■ Problem to work on ■
Copy every line from the records below that holds the word "title".

Top of Data listing

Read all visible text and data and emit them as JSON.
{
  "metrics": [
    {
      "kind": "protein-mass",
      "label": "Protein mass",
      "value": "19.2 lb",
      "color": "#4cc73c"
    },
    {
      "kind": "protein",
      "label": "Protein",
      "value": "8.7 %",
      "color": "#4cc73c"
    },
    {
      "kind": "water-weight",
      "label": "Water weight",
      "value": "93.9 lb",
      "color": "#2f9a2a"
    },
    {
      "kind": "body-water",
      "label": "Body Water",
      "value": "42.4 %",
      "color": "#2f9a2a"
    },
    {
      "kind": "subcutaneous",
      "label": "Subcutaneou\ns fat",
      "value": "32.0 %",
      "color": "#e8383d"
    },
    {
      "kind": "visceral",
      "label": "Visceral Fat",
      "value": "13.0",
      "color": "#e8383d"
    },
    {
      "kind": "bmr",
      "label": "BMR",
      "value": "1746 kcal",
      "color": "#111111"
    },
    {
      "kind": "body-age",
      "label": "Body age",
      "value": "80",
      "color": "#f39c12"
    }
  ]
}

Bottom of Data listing
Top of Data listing

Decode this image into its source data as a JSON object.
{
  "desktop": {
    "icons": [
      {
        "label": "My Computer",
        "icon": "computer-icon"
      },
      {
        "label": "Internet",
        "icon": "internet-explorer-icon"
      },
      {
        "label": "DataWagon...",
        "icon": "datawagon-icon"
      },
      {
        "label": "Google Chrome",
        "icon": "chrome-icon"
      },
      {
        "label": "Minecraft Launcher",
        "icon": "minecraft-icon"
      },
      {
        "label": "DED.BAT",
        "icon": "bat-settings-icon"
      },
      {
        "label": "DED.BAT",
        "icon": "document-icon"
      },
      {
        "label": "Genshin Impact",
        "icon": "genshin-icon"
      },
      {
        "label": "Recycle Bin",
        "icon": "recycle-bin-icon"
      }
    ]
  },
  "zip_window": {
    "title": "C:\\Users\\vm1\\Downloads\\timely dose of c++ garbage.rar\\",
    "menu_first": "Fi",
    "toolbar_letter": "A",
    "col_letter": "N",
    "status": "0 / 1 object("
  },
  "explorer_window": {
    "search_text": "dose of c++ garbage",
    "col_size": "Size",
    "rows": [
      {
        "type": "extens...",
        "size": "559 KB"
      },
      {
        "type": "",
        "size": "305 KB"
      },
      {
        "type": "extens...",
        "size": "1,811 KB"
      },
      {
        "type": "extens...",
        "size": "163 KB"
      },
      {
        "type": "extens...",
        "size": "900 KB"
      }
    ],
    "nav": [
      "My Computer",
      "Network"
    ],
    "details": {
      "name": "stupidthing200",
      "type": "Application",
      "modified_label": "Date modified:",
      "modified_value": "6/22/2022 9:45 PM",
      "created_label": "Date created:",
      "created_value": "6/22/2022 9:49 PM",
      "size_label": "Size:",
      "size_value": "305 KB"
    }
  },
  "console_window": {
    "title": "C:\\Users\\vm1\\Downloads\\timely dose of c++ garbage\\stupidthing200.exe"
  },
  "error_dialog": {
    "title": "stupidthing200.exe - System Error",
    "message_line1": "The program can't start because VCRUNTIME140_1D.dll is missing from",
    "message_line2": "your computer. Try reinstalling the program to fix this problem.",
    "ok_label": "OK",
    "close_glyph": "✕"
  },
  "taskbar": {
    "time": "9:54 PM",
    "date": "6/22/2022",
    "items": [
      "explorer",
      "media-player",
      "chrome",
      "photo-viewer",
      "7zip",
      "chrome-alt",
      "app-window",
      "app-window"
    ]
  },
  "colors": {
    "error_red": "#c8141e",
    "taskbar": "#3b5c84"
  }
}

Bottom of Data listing

■ Solution for this exercise ■
    "title": "C:\\Users\\vm1\\Downloads\\timely dose of c++ garbage.rar\\",
    "title": "C:\\Users\\vm1\\Downloads\\timely dose of c++ garbage\\stupidthing200.exe"
    "title": "stupidthing200.exe - System Error",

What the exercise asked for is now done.